We are inclined to think that in the case of death of the applicant before the final disposal of his application for the grant of a permit in respect of his vehicles the Regional Transport Authority has power to substitute the person succeeding to the possession of the vehicles in place of the deceased applicant and to allow the successor to prosecute the application. As the relief sought for in the application is dependent upon and related to the possession of the vehicles the application is capable of being revived at the instance of the person succeeding to the possession of the vehicles.
5. The observations set out above, relied upon by the appellant, do not cover a case where the deceased applicant is not in possession of any motor vehicles. The ratio of Dhani Devi's case (supra) was simply this : since the right to and possession of the vehicles goes from a deceased holder of a permit or an applicant for its 'transfer' to his heirs, the right to continue an application must also necessarily go to them. It does not decide what will happen if there is no motor vehicle to which a deceased applicant's heirs or legal representatives can succeed. Moreover, Dhani Devi's case (supra) was one which was specifically covered by Section 61 of the Motor Vehicles' Act where the permit actually granted and held for a period specified seems to be treated as an adjunct of the possession of the vehicle. It becomes a kind of property right attached to the business of running a vehicle which is actually serving the public on the road. In such case the right does not remain a mere personal right to apply but is of a transferable character. Therefore, Section 61 of the Act deals with cases in which a 'transfer' of the permit held can be applied for. If it was the intention of the legislature to provide for succession to whatever claims an applicant for a permit has even before a permit is granted to him, it would have similarly provided for the situation in the case before us. As there is no such provision, we cannot legislate and import one into the Act. Indeed, as already pointed out, it is difficult to conceive of succession to claims for the recognition of which personal or other particular qualifications play so large a part.

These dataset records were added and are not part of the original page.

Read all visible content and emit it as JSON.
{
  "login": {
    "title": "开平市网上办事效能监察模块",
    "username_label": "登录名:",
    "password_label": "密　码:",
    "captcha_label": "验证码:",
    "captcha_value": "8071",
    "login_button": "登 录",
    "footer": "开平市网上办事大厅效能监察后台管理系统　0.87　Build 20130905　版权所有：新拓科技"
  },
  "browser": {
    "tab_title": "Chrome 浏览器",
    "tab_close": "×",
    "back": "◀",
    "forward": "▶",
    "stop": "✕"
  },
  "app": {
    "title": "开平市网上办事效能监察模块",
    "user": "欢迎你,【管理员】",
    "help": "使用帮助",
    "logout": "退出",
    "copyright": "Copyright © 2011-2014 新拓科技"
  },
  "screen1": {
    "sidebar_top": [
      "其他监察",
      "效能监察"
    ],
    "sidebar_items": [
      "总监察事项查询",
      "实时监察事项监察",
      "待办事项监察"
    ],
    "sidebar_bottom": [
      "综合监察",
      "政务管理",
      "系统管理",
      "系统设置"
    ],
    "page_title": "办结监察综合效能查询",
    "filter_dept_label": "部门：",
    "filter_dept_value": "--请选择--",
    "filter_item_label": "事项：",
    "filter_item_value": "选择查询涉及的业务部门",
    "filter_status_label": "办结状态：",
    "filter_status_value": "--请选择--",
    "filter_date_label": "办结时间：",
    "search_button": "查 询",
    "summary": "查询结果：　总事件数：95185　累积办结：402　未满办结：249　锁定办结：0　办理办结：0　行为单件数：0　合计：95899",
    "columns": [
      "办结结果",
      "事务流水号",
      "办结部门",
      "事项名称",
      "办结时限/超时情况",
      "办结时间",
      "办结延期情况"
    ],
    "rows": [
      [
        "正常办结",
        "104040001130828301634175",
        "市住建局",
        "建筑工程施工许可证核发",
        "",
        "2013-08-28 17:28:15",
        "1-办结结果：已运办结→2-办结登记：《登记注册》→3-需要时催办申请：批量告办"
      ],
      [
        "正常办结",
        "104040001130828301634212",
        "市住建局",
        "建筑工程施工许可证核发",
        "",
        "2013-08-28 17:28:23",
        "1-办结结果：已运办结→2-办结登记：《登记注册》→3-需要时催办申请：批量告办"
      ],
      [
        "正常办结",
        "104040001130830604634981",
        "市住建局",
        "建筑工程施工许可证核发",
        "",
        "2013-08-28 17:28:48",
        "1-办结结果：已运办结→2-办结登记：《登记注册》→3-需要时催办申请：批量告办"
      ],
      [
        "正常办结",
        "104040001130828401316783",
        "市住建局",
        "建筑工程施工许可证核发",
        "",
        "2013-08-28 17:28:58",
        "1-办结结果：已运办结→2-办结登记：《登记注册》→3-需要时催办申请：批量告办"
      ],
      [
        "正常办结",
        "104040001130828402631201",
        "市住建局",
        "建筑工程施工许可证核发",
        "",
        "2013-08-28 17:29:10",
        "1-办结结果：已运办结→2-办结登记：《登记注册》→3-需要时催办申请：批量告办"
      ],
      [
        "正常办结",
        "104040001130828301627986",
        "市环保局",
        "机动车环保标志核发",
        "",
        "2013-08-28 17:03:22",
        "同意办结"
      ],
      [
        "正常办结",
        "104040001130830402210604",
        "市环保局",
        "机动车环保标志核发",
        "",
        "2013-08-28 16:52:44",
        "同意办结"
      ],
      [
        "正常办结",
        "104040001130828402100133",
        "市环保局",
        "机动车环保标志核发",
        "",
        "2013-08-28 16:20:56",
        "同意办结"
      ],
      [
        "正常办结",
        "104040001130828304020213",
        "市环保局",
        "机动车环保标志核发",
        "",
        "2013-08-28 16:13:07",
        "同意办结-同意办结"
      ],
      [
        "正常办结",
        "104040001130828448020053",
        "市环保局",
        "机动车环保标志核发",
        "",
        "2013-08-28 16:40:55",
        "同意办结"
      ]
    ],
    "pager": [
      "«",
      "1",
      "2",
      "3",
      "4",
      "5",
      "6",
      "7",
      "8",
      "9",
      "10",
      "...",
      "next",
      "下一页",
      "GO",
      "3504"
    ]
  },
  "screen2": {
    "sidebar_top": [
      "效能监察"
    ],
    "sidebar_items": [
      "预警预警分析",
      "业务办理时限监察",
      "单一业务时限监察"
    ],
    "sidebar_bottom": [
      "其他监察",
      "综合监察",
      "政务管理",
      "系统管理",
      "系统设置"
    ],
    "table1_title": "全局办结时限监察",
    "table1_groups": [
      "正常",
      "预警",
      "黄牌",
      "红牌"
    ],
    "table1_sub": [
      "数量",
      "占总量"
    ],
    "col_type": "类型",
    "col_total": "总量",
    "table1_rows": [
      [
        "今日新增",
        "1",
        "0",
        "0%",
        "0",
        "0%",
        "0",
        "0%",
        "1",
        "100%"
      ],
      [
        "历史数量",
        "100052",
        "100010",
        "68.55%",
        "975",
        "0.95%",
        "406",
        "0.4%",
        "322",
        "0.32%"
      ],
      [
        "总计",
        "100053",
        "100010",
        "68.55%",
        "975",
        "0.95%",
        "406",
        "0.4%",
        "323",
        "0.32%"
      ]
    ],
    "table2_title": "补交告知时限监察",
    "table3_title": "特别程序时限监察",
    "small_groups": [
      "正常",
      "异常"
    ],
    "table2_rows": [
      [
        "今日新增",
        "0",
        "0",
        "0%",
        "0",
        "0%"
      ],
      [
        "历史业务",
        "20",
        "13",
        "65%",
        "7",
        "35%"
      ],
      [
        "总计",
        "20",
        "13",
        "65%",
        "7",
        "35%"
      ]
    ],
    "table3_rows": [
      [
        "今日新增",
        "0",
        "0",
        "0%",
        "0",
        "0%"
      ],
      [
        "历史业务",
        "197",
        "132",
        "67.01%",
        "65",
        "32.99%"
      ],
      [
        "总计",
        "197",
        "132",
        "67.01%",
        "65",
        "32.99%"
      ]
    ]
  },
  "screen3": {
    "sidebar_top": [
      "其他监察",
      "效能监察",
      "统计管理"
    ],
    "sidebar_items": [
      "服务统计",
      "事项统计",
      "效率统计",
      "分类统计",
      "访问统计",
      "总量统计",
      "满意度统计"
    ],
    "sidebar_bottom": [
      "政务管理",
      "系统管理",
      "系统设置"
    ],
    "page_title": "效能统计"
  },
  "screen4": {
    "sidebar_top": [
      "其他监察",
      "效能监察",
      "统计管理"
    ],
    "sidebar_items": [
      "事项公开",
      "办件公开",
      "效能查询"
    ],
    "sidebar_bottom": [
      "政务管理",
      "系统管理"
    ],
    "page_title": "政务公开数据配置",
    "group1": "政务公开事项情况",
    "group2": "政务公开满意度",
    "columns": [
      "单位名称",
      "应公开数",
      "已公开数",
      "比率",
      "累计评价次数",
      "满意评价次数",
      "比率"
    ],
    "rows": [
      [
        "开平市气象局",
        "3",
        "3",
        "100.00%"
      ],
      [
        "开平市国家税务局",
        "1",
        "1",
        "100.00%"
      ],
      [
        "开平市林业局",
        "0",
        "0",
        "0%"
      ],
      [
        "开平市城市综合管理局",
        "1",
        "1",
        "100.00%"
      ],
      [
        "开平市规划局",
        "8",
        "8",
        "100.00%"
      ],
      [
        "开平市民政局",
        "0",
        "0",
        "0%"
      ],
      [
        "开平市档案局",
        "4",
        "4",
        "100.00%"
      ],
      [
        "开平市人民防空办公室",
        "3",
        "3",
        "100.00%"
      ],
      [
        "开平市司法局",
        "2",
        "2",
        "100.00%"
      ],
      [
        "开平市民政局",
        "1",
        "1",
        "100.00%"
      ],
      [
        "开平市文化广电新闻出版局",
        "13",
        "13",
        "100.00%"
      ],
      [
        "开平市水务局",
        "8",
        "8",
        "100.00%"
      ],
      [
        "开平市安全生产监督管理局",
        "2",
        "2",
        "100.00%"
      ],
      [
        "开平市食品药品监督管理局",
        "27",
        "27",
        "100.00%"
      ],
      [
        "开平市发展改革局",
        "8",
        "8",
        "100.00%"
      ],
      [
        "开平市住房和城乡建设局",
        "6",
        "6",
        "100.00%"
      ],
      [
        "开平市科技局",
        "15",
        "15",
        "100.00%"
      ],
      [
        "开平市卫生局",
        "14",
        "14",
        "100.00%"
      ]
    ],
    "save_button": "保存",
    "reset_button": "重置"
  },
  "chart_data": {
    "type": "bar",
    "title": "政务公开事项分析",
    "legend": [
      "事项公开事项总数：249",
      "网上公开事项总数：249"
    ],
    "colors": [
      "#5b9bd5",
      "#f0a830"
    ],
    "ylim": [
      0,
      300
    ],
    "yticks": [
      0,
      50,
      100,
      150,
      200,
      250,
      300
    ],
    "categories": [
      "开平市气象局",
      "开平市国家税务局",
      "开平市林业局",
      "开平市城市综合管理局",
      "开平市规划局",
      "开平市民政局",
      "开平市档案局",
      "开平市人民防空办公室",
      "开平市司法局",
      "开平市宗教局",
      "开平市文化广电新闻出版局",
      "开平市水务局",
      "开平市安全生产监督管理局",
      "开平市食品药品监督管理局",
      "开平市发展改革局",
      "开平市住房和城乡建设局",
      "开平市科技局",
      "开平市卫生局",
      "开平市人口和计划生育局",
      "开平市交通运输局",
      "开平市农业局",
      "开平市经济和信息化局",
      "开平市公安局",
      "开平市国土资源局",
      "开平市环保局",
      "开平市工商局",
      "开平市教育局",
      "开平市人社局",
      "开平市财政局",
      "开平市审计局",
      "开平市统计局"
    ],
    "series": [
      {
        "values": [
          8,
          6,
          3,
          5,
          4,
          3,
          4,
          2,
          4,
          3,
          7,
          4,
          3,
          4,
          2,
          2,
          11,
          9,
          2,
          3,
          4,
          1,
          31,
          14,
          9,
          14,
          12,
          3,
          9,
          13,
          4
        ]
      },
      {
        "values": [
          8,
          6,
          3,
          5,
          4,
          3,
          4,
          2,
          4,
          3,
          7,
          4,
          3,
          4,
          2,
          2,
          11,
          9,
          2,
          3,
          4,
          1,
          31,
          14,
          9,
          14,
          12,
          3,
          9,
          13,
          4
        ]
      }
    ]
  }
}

6. It was also contended that Messrs. Ram Autar Lal Jain is, in the eye of law, a new entity separate from both Ram Autar Lal Jain, the deceased applicant, as well as his heirs and legal representatives, and that it could not be the successor or legal representative of the deceased in whom any right to continue any proceeding could vest by succession. As this appeal fails on other grounds discussed above, it is not necessary to decide this question.
7. Consequently, we dismiss this appeal with costs.